Short stories rarely appeal to me the way novels do, but Bloodchild and Other Stories is an excellent introduction to Butler’s writing. Her ideas are brilliantly creative, her social commentary sharp, the empathy of her characters deep — I can’t wait to move on to her other work. ( )
2 vote alaskayo | May 17, 2017 |
I am not much of a science-fiction fan. I chose to read Bloodchild and Other Stories because I had read somewhere that there was a short story in it, Speech Sounds, that imagines a society (due to a virulent disease) that has lost the ability for speech comprehension, along with losing the ability to read.

Being Deaf myself, I was curious how the late author Butler would have her characters communicate. Would they learn to communicate in Sign Language? Would Deaf people from all over be seen as wise people who could teach Sign Language?

The answers to my questions: No. Instead, these people are reduced to gestures and making incomprehensible sounds.

But, still, an intriguing premise. I was especially struck by how the MC in the story once had a library of books that she could no longer read. That would devastate me.

The other stories here (and there are also a couple personal essays) were mostly good. I especially liked The Book of Martha, in which God chooses an African-American woman (Martha) to take over his duties by coming up with a way to save the world from destroying itself by the people.

Would I read more by Butler? Perhaps I'll pick up Kindred at some point. I'm intrigued by the time-travel angle of that novel. Beyond that, I don't know. I do know that Butler is highly regarded in her genre. ( )
1 vote ValerieAndBooks | Mar 31, 2017 |
Some interesting views on how people are with each other and perhaps when interacting with other species. ( )
  ndpmcIntosh | Mar 21, 2016 |
I think that everything Butler ever wrote deserves 5 stars.

This book is much too short (as was Butler's time on this earth).
It includes five previously published stories, an autobiographical essay, an essay on writing, and two new-to-this book stories.
As well, it includes brief 'afterwords' by Butler about each piece.

Everything in the book is superb, thought-provoking and fascinating. ( )
  AltheaAnn | Feb 9, 2016 |
Showing 1-5 of 20 (next | show all)
no reviews | add a review
You must log in to edit Common Knowledge data.
For more help see the Common Knowledge help page.
Series (with order)
Canonical title
Original title
Alternative titles
Original publication date
Important places
Important events
Related movies
Awards and honors
First words
"It's too easy to follow bad but attractive leaders, embrace pleasurable but destructive habits, ignore looming disaster because maybe it won't happen after all -- or maybe it will only happen to other people. That kind of thinking is part of what it means to be adolescent."
Last words
Disambiguation notice
This version of the collection is the second edition. It adds 2 more stories to the original collection (“Amnesty” and “The Book of Martha”). Please do not combine the two.
Publisher's editors
Publisher series
Original language
Canonical DDC/MDS
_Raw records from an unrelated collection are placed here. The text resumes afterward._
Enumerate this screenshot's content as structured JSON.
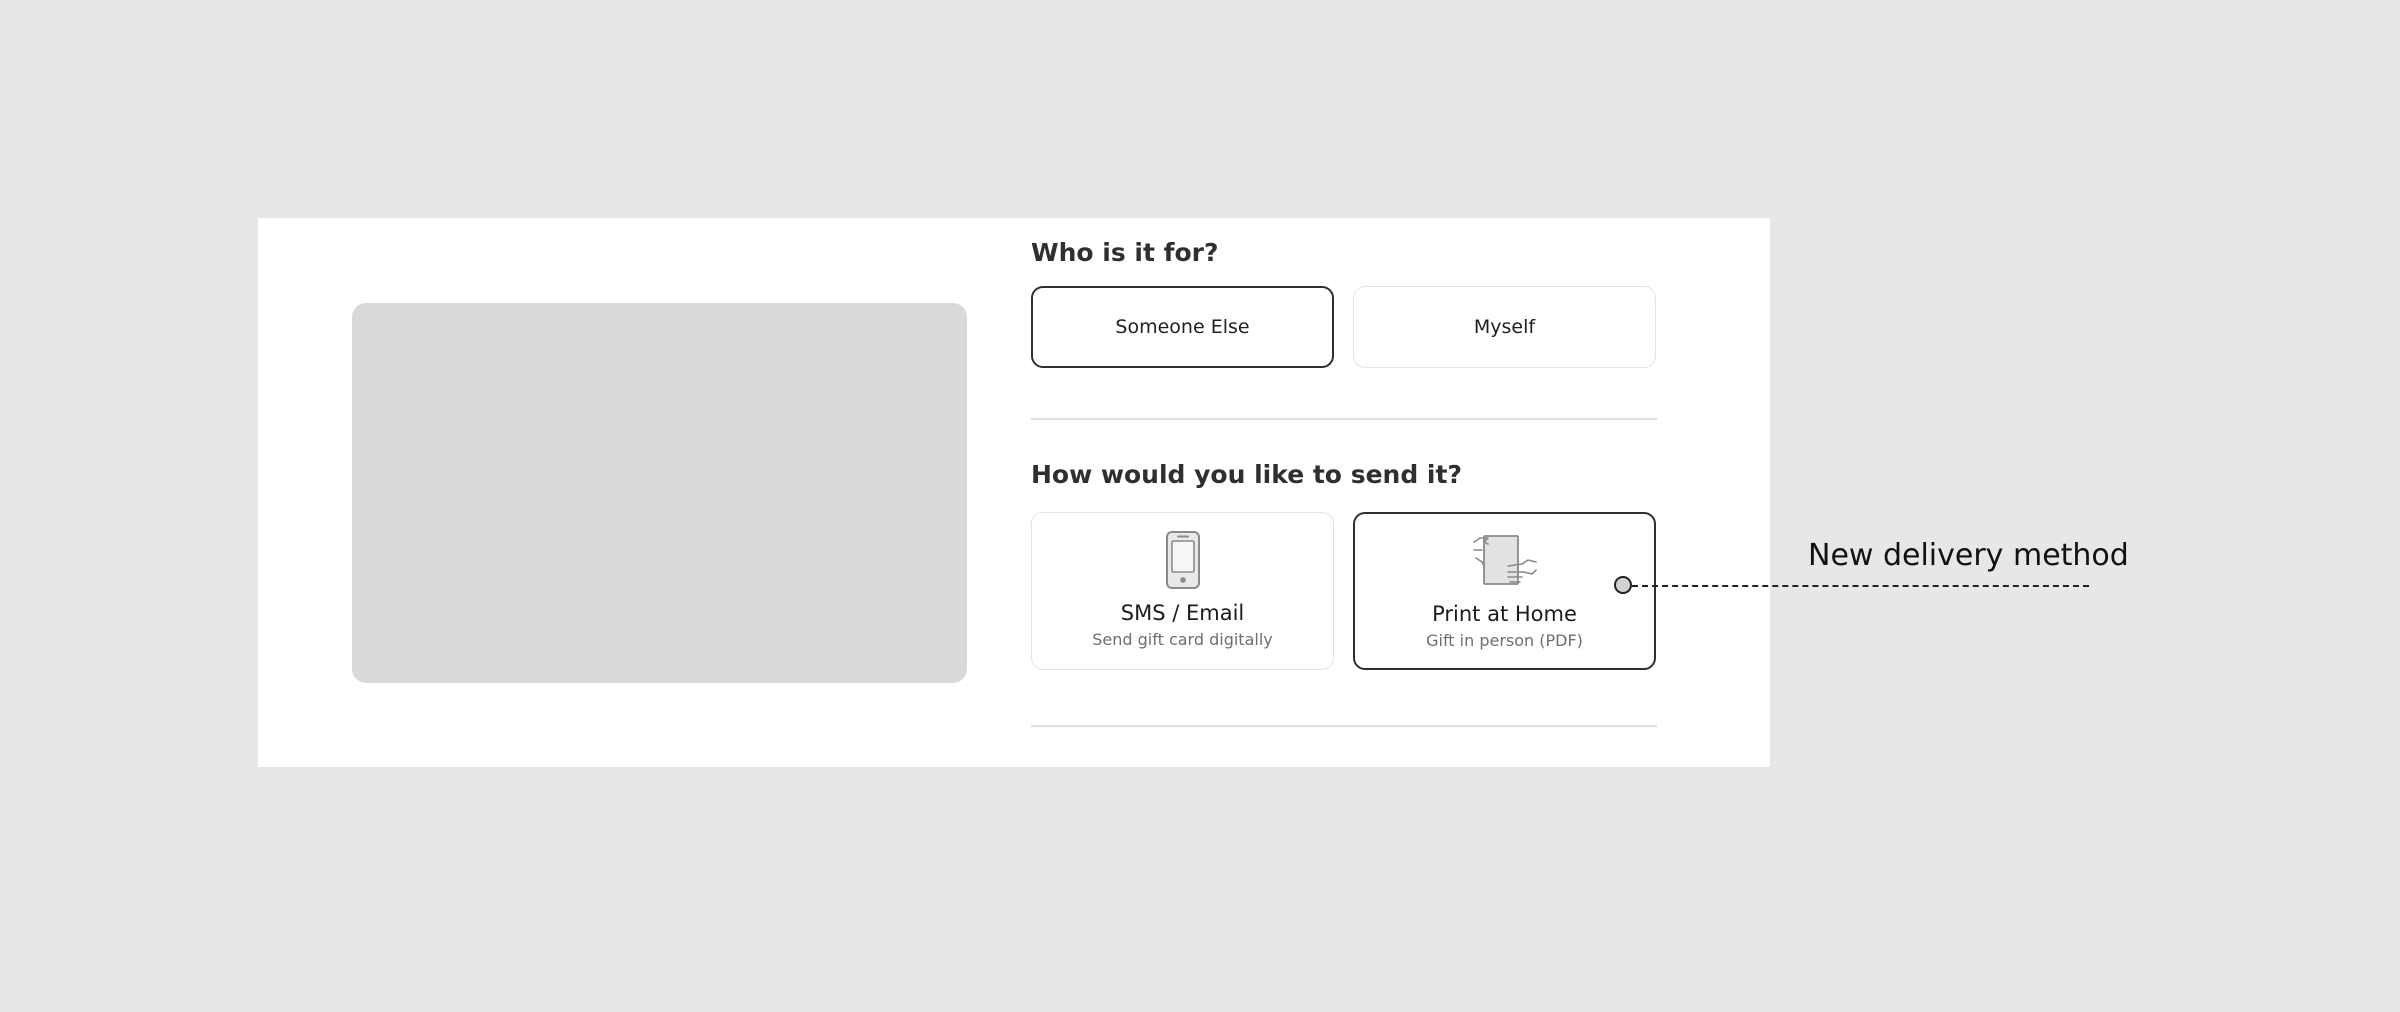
{
  "recipient": {
    "title": "Who is it for?",
    "options": [
      {
        "label": "Someone Else",
        "selected": true
      },
      {
        "label": "Myself",
        "selected": false
      }
    ]
  },
  "delivery": {
    "title": "How would you like to send it?",
    "options": [
      {
        "icon": "phone-icon",
        "label": "SMS / Email",
        "sub": "Send gift card digitally",
        "selected": false
      },
      {
        "icon": "print-document-icon",
        "label": "Print at Home",
        "sub": "Gift in person (PDF)",
        "selected": true
      }
    ]
  },
  "annotation": {
    "text": "New delivery method"
  },
  "colors": {
    "background": "#e7e7e7",
    "panel": "#ffffff",
    "image_placeholder": "#d9d9d9",
    "selected_border": "#2f2f2f",
    "unselected_border": "#e3e3e3"
  }
}
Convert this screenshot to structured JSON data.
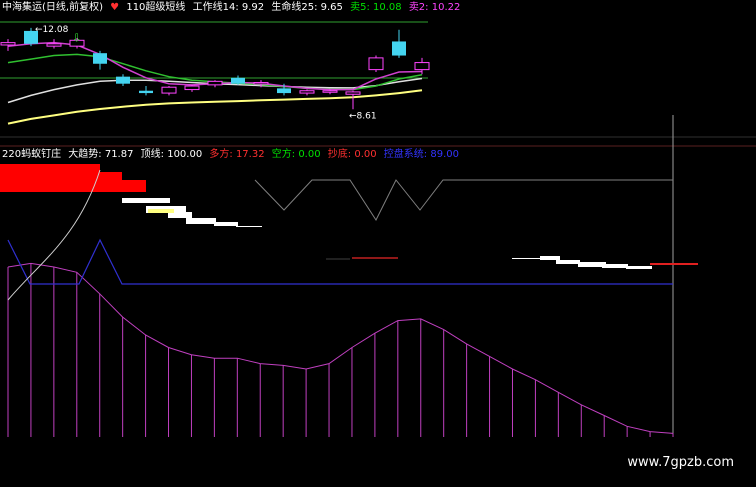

References to this work on external resources.

Wikipedia in English


Book description
Collects these stories
"The Evening and the Morning and the Night"
"Near of Kin"
"Speech Sounds"
"Positive Obsession" (essay)
"Furor Scribendi"(essay)
"The Book of Martha"
Haiku summary

No descriptions found.

A collection of chilling fiction, including Hugo and Nebula Award-winning stories, from Octavia E Butler.

(summary from another edition)

» see all 2 descriptions

Quick Links

Popular covers


Average: (4.23)
2 5
3 17
3.5 9
4 74
4.5 16
5 66

Seven Stories Press

2 editions of this book were published by Seven Stories Press.

Editions: 1583226982, 1583228039

Is this you?

Become a LibraryThing Author.


About | Contact | Privacy/Terms | Help/FAQs | Blog | Store | APIs | TinyCat | Legacy Libraries | Early Reviewers | Common Knowledge | 128,133,813 books! | Top bar: Always visible